Willene A. Johnson is an economic consultant specializing in finance and development. She currently designs and facilitates courses in conflict management and peace building, including ones on economics and conflict at the U.S. Institute of Peace and others on security issues at the Africa Center for Strategic Studies. Reflecting a strong interest in microfinance and financial sector development, she also serves as the Vice Chair of the Africa Advisory Council of the Grameen Foundation. Johnson has worked extensively in Africa, starting as a volunteer teacher and, more recently, as the U.S. Executive Director of the African Development Bank. She worked for twenty years in the Federal Reserve System, where her assignments included research and operational responsibilities in foreign exchange and international financial markets. She speaks French, Spanish, Portuguese, and Swahili and holds degrees in social studies (Radcliffe College, Harvard University) and African History (St. John’s University) as well as a doctorate in Development Economics (Columbia University).
2010 : Robert W. Herdt
Robert W. Herdt is International Professor of Applied Economics and Management, Adjunct, at Cornell University, Ithaca, New York. For 17 years he worked at the Rockefeller Foundation in New York as Director of Agriculture and later as Vice President. He joined Cornell as advisor to the Director of Cornell’s International Program in the College of Agriculture and Life Sciences and Adjunct Professor in the Department of Applied Economics and Management. Herdt received his undergraduate and Master’s degrees at Cornell and his Ph.D. from the University of Minnesota, St. Paul. His career has focused on improving the well-being of poor, agriculturally-dependent people in developing countries through increasing the productivity of their farming systems. Before joining the Rockefeller Foundation he worked in agricultural research institutions in India and the Philippines, at the University of Illinois, and the CGIAR Secretariat at the World Bank. His current work on research management, intellectual property rights, and the economics of technological change is designed to foster understanding of the role of new technology as an important force generating agricultural productivity and income gains over the past century.

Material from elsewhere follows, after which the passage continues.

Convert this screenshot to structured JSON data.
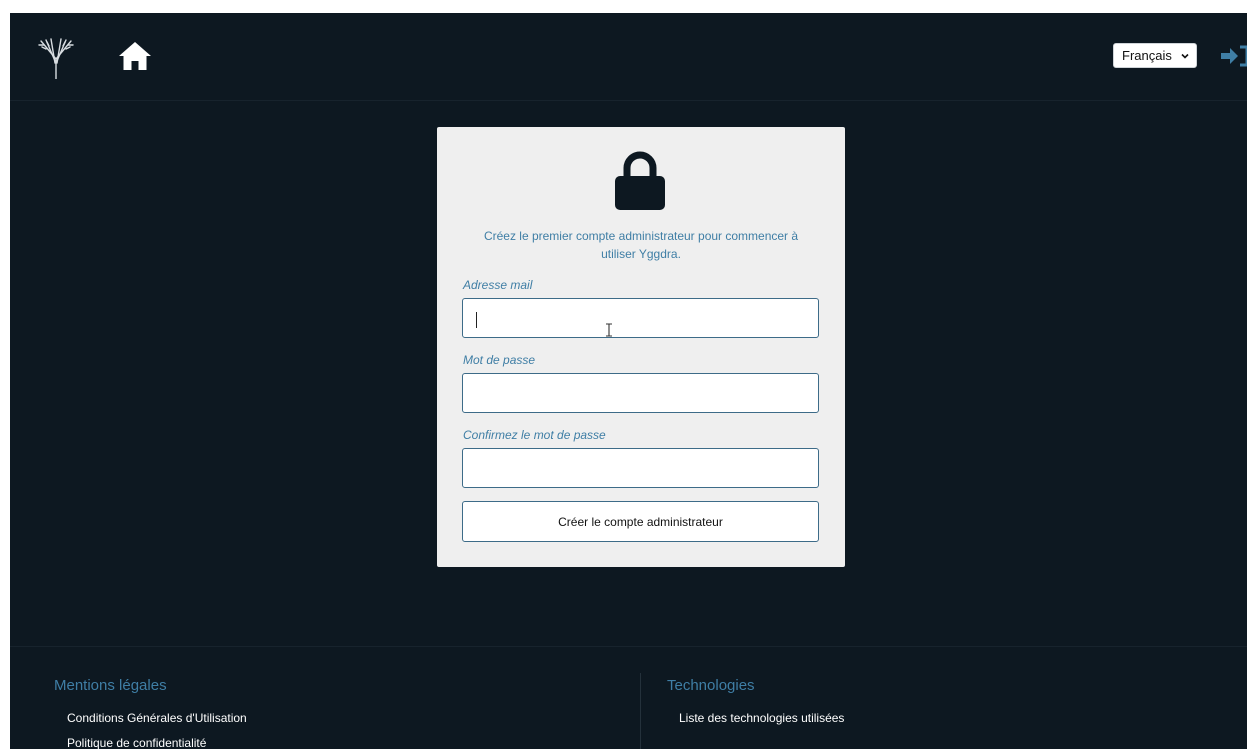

2009 : Frank Pedraza
Frank Pedraza is an International Management Consultant, specializing in the solution of marketing and strategic planning issues faced by consumer products enterprises in emerging countries. Pedraza has extensive experience resolving marketing and management challenges in Asia, Latin-America, and the USA as Vice-President or Divisional CEO for leading consumer companies including Procter & Gamble, Kraft Foods and Chiquita Brands. Pedraza firmly believes in the power of marketing to generate strong economic development that rewards producers and other stakeholders while also satisfying consumer needs. Pedraza grew up in Colombia, S.A. and his education includes a B.S. in Agricultural Economics and an MBA from Cornell University and an AMP from the Harvard Business School. Frank is a member of the Cornell University Council and of the International Board of Advisors of Zamorano University, Honduras.
2008 : Peter Matlon
Peter Matlon has led a distinguished career in international development. In his most recent position as Managing Director of the Africa Regional Office of The Rockefeller Foundation (Kenya), he supported program planning and grant making in health, food security, education, and information systems throughout Africa. He also served as Interim President for Programs for the Alliance for a Green Revolution in Africa. In addition, he has served as a member of the United Nations’ Millennium Program Hunger Task Force, the InterAcademy Council Panel on African Agriculture, and the editorial boards of several international journals. He has been a consultant to the World Bank and other international organizations and serves on the advisory committees of numerous scientific cooperation arrangements in agriculture. He has published extensively on the economics of African agriculture and rural development. Matlon holds a Ph.D. in agricultural economics from Cornell University, a MPA in development economics from the Woodrow Wilson School of Public and International Affairs at Princeton University, and a BSFS from the School of Foreign Service at Georgetown University.